Required action =>
Go through the data below and return each line containing the word "true".

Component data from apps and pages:
Segment Open

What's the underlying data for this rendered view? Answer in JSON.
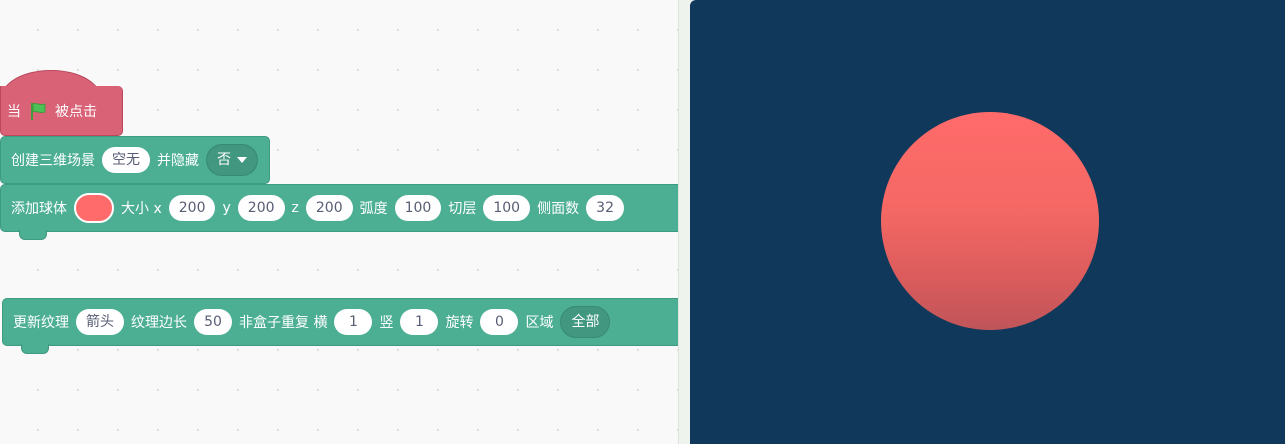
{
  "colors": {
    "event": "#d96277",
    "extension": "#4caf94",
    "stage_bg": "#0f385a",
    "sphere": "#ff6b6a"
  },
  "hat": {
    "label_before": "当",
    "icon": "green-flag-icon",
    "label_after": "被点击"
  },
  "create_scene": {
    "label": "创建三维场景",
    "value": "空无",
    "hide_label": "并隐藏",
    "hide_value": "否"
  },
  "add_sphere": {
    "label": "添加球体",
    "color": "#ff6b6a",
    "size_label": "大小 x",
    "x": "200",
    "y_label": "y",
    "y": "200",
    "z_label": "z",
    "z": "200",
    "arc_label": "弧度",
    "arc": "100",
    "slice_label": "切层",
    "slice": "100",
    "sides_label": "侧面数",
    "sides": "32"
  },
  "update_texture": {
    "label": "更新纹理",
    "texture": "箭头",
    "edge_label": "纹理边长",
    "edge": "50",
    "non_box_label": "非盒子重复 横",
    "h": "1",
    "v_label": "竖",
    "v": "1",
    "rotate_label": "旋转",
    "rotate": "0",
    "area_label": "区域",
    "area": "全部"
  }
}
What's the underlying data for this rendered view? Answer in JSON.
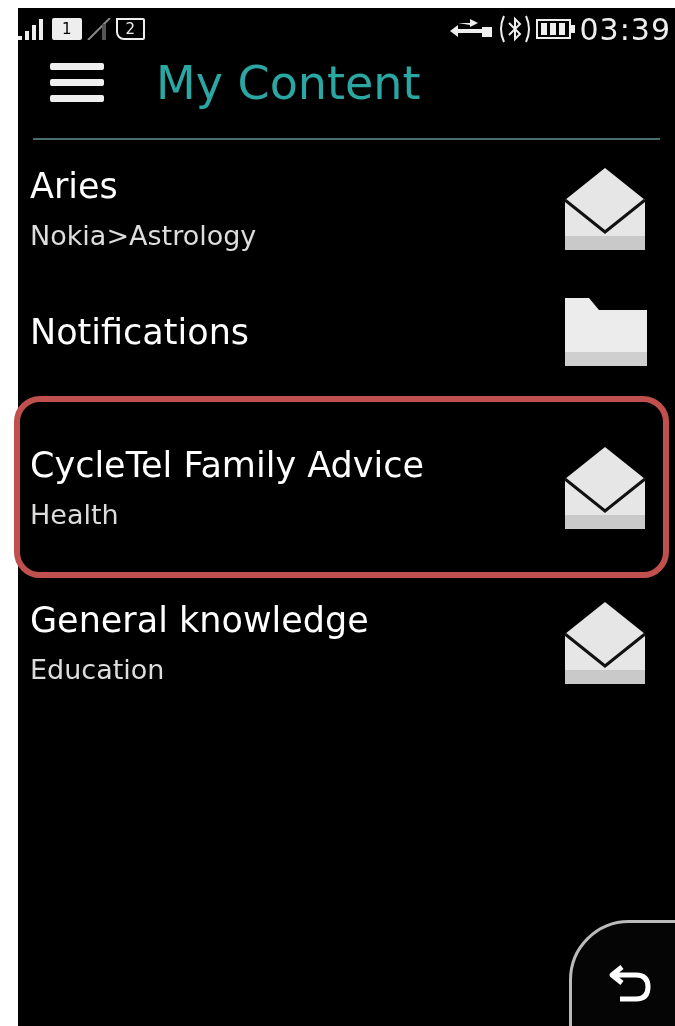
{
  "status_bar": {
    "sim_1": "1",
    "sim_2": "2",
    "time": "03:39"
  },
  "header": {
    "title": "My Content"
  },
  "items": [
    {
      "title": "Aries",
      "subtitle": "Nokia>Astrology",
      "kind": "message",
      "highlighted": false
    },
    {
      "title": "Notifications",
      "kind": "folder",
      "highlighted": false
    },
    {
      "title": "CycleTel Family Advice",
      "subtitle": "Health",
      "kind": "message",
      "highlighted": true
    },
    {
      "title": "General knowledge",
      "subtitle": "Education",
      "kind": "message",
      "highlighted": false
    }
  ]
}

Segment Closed
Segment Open

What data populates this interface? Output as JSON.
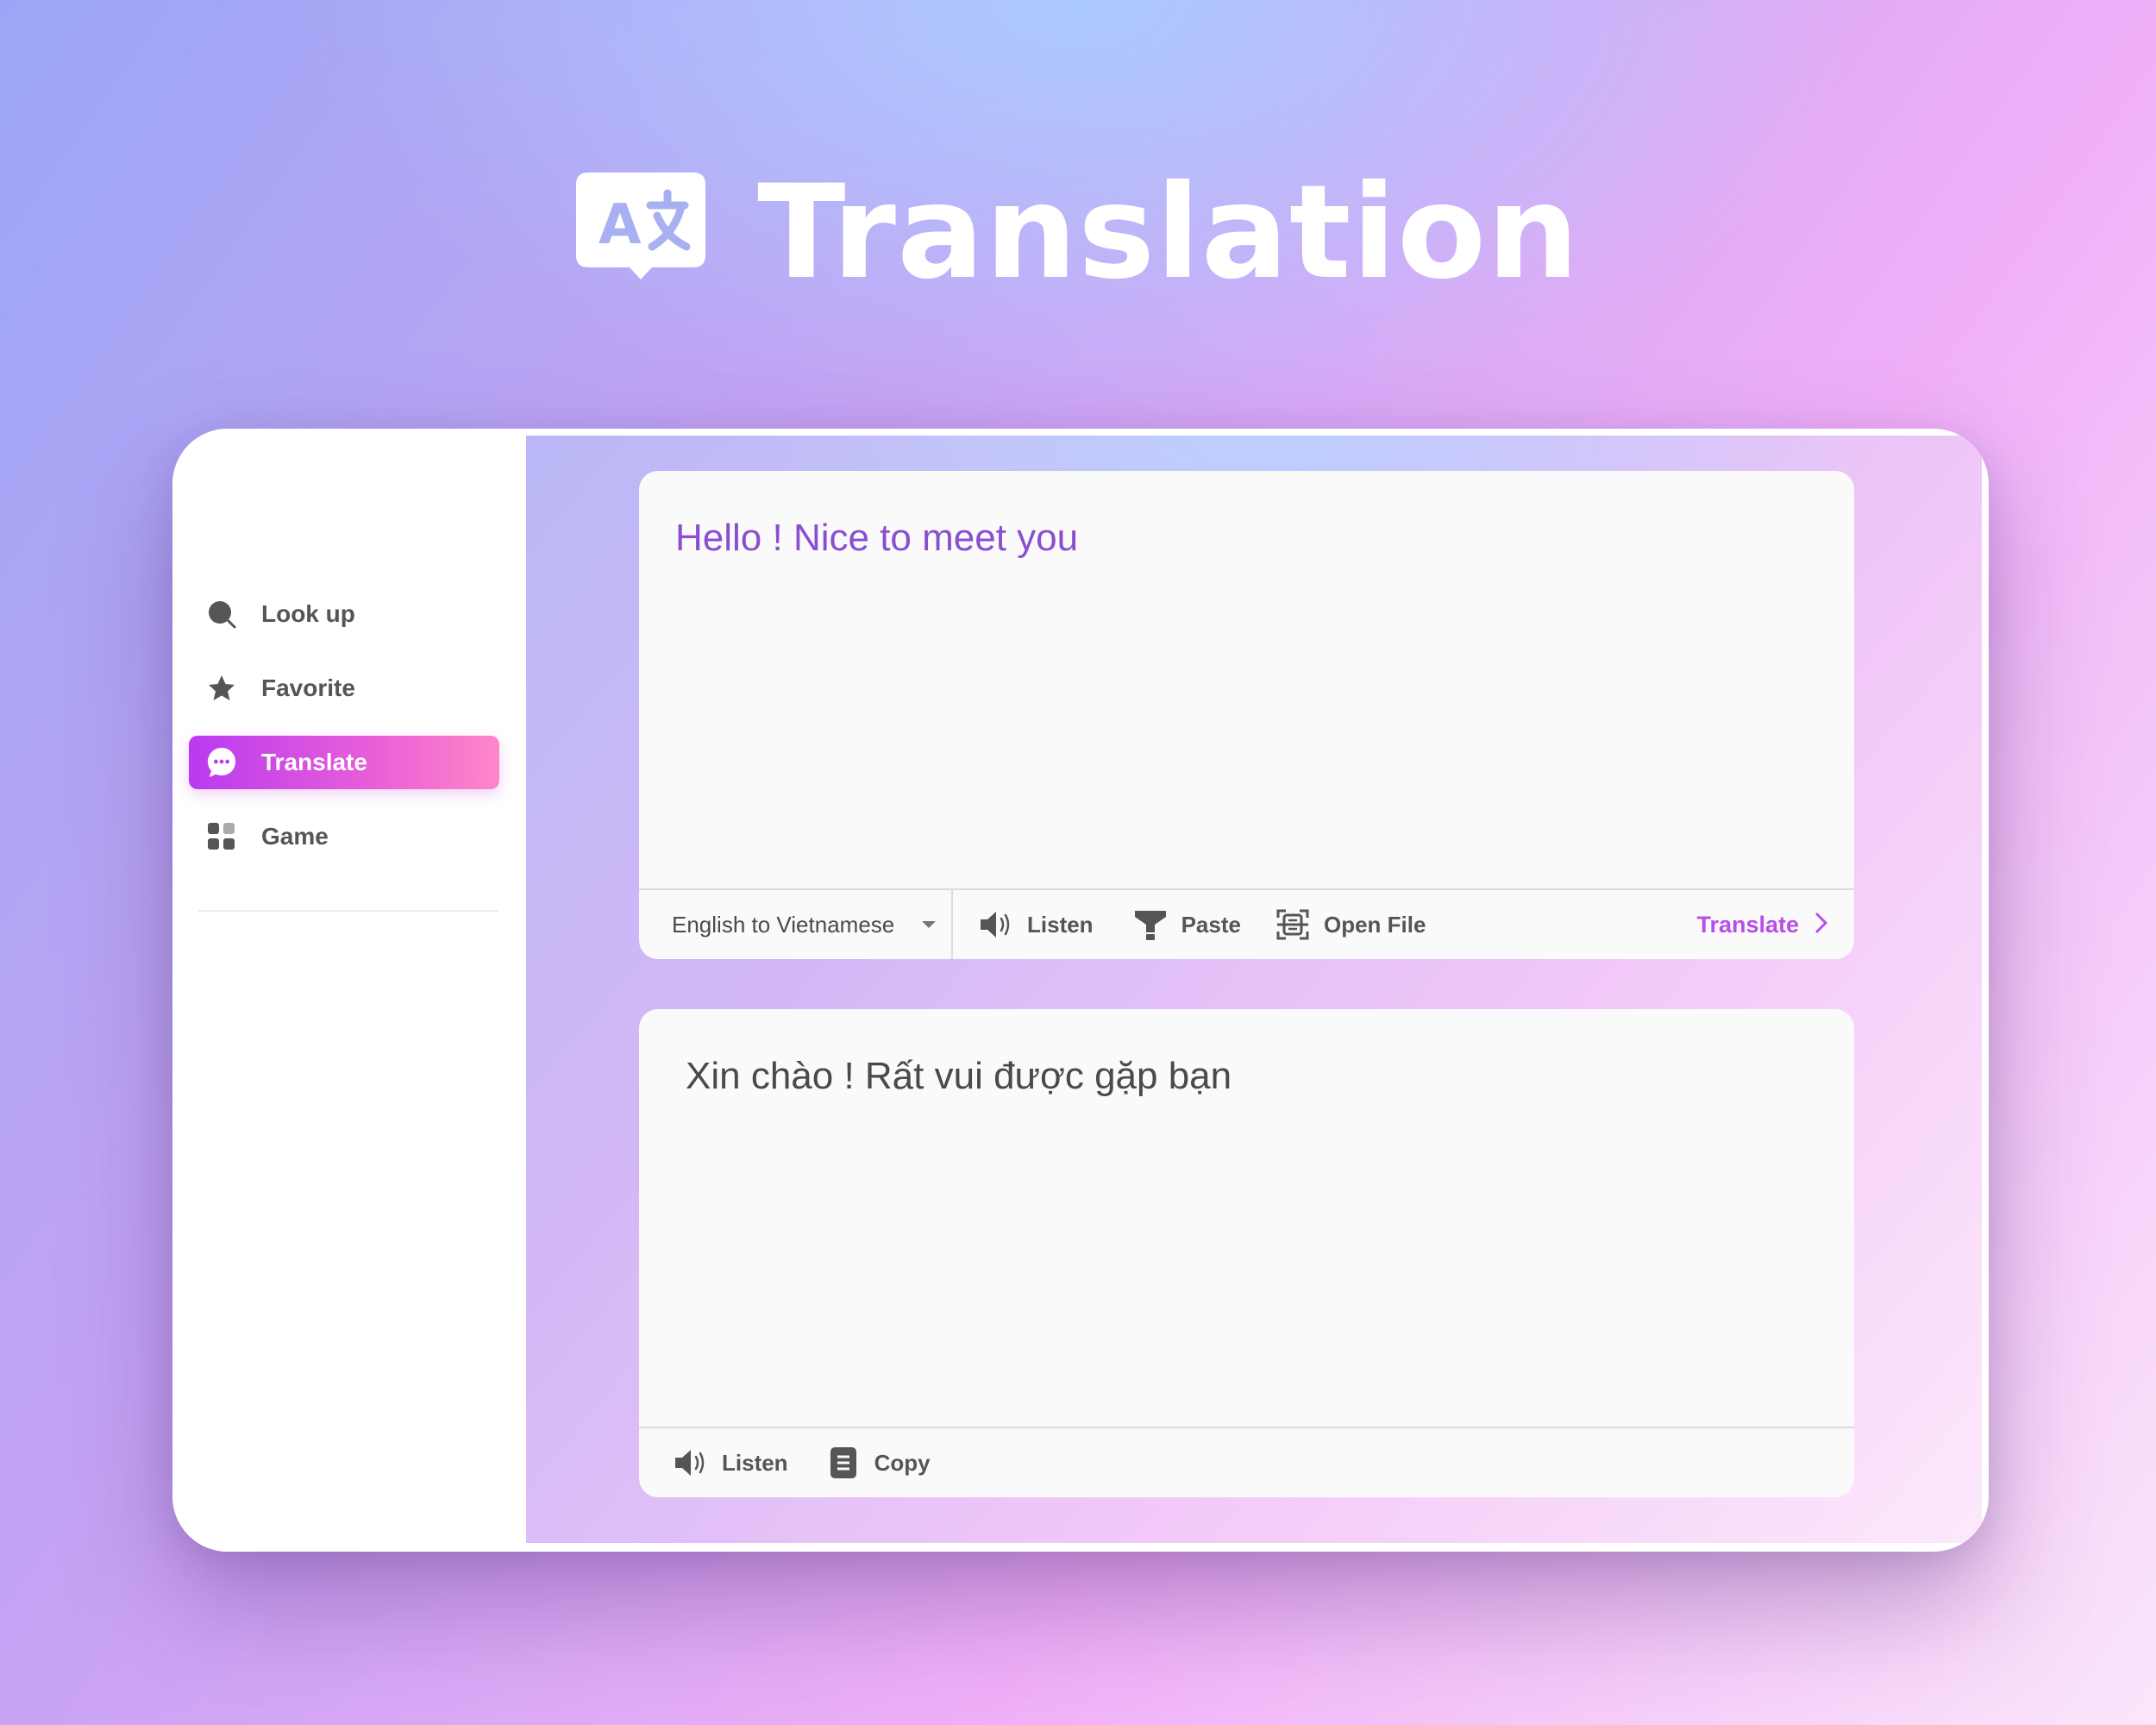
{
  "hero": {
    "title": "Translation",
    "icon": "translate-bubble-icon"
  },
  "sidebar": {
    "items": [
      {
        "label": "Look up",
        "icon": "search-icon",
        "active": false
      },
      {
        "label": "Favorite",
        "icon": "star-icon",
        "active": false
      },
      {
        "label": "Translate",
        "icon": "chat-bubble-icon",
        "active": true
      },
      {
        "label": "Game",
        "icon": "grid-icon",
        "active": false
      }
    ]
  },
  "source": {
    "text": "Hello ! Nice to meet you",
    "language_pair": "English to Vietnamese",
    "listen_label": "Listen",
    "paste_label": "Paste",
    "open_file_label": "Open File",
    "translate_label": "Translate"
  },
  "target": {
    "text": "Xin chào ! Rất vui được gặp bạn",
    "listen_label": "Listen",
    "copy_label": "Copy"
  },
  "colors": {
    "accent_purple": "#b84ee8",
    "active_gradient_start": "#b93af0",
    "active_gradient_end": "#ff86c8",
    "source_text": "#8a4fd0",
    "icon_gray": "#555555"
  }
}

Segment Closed
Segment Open

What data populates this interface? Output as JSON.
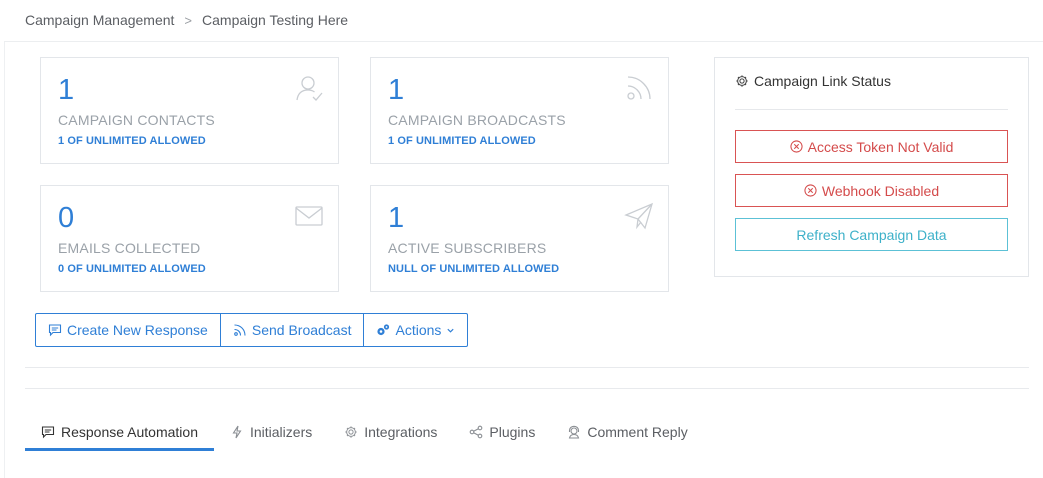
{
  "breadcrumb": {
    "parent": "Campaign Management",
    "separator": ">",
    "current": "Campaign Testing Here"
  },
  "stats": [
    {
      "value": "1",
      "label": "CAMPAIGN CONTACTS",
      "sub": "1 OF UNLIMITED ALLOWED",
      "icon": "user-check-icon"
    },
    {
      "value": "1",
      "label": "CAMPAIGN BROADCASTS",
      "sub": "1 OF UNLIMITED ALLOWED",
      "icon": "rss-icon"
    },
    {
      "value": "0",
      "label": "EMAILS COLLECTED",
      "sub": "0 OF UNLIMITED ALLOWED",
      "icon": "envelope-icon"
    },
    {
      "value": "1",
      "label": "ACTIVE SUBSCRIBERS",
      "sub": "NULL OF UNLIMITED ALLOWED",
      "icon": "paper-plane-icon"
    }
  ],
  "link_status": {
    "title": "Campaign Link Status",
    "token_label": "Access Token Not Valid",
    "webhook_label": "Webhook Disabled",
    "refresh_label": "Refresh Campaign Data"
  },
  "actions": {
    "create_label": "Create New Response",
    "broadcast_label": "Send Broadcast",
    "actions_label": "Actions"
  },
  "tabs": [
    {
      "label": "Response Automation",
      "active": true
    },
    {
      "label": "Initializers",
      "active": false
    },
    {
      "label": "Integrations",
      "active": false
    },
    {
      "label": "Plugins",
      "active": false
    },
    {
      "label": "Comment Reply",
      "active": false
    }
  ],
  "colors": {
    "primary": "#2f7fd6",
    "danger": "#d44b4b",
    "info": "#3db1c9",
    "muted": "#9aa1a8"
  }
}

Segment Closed

Written solution =>
      "highlighted": true
        "active": true
      "active": true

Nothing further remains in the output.